Wednesday, May 14, 2008

Our Lady of Guadalupe, La Crosse, Dedication Scheduled for July 31, 2008

While perhaps our gentle readers are growing tired of our bending their collective ears about the wonderful work now reaching its completion at the Shrine of Our Lady of Guadalupe in La Crosse, Wisconsin, I trust that this present update will shake them from any ennui.

It is increasingly apparent to me that this new shrine church, commissioned by the now-Archbishop Burke and designed by Duncan Stroik, will be one of the most momentous and prominent new structures of the new traditional and classical movement in ecclesiastical architecture, both in terms of its prominence, the quality of the design, and also the lavishness of the materials and craftmanship that has attended the project.

Recent video coverage (above) of the in-progress shrine also highlighted the marvelous scope of the project, indicating the historic nature of this ambitiously-conceived new shrine.
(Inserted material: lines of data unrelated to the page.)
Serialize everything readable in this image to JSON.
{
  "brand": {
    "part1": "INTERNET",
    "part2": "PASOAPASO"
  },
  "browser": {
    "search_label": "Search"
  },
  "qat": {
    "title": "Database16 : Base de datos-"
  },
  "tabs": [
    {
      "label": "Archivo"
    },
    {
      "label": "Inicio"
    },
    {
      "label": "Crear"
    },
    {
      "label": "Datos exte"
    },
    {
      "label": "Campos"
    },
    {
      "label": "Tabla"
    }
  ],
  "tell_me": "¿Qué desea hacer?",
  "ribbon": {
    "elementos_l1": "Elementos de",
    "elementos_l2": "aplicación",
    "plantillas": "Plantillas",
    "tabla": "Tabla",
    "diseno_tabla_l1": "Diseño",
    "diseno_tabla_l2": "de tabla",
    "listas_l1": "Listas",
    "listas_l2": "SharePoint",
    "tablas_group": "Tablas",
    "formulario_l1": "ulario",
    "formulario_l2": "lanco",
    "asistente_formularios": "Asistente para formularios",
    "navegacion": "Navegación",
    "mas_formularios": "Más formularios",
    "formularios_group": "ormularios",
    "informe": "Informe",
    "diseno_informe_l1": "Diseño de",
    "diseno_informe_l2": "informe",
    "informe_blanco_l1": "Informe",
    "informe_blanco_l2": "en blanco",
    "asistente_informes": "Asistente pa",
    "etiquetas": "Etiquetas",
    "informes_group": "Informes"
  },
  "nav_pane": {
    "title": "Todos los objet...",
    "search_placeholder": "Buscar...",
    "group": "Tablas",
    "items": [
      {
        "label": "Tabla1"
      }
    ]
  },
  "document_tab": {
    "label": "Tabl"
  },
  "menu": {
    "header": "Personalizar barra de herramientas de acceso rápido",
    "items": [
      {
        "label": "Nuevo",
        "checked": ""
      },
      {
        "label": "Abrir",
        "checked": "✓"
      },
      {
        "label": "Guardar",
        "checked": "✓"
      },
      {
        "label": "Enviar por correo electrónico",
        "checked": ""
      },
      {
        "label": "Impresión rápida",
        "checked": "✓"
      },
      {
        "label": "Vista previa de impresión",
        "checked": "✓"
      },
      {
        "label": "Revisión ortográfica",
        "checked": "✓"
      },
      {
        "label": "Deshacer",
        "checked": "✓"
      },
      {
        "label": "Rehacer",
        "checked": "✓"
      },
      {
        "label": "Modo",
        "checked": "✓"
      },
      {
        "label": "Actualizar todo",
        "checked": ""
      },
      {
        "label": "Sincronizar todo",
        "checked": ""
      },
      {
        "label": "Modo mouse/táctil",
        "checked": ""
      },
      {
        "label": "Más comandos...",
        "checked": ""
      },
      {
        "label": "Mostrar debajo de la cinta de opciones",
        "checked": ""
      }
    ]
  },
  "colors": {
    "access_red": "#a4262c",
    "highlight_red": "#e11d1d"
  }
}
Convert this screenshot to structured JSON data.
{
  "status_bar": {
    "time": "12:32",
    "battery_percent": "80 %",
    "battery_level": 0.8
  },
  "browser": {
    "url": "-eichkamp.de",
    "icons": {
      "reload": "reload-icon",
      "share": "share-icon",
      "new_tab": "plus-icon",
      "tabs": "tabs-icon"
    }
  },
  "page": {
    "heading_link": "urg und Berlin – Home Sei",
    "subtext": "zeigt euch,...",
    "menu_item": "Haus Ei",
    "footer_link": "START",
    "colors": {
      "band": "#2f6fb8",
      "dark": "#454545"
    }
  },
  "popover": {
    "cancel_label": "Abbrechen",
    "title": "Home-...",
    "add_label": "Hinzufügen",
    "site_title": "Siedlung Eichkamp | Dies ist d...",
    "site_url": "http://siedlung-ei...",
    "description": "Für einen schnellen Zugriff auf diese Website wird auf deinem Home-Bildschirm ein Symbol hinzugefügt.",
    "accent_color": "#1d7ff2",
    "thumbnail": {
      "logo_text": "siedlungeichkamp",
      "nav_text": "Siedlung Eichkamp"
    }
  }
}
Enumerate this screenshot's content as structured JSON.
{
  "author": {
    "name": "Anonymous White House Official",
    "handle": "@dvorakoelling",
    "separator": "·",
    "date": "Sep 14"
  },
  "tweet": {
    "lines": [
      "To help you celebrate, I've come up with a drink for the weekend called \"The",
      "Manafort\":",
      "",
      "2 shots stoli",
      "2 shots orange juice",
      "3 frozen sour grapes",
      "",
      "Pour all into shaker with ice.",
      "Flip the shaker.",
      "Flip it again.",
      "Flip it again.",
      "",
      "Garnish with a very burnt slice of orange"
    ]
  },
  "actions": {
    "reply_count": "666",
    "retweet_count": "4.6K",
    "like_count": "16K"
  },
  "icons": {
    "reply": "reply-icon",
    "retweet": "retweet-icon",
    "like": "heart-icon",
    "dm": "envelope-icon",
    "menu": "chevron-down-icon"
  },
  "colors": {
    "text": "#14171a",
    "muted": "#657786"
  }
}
I have received also received number of new images, even more up-to-date than the video, which you see above and below, of the nearly-complete interior and exterior, which is slated for consecration in a few short months, on Thursday, July 31, 2008, as part of the culmination of a week of sacred festivities, including book signings, opportunities for confession, conferences, processions, masses, Vespers, Benediction and a Te Deum. The dedication Mass will be broadcast live on EWTN.

We have discussed some of the design aspects of the project before, but a few further comments. The high quality of the sacristies, narthex and other support spaces is particularly of note (directly above). The organ case was designed by the architect and adapted by the organ company, a particularly significant detail given the somewhat boxy nature of traditional-style organ-cases produced in-house by various firms. The use of silver in the design is also worthy of comment, it being chosen by the decorator in collaboration with the architect as a reflection of Mary's femininity in contrast with the more forceful masculine qualities of gold. The rich varieties and colors of the marble used for the tabernacle, quite unusual for an American church (second from the top), are also worth pausing over.

I hope to post in the near future a brief feature on the elaborate painting scheme conceived for the Shrine by Catholic liturgical artist and sculptor Anthony Visco, as many of the new original artworks have just now been installed and look quite splendid in situ. A notable feature that only adds to the unique importance of the structure in the rebirth of traditional art, the paintings deserve an entire post to themselves to do them justice.

Mr. Stroik's portfolio, and his further work at his equally-ambitious Chapel of Our Lady of the Most Holy Trinity at Thomas Aquinas College in California, also nearing completion, can be found at, and Mr. Visco's website is

More recent articles:

For more articles, see the NLM archives: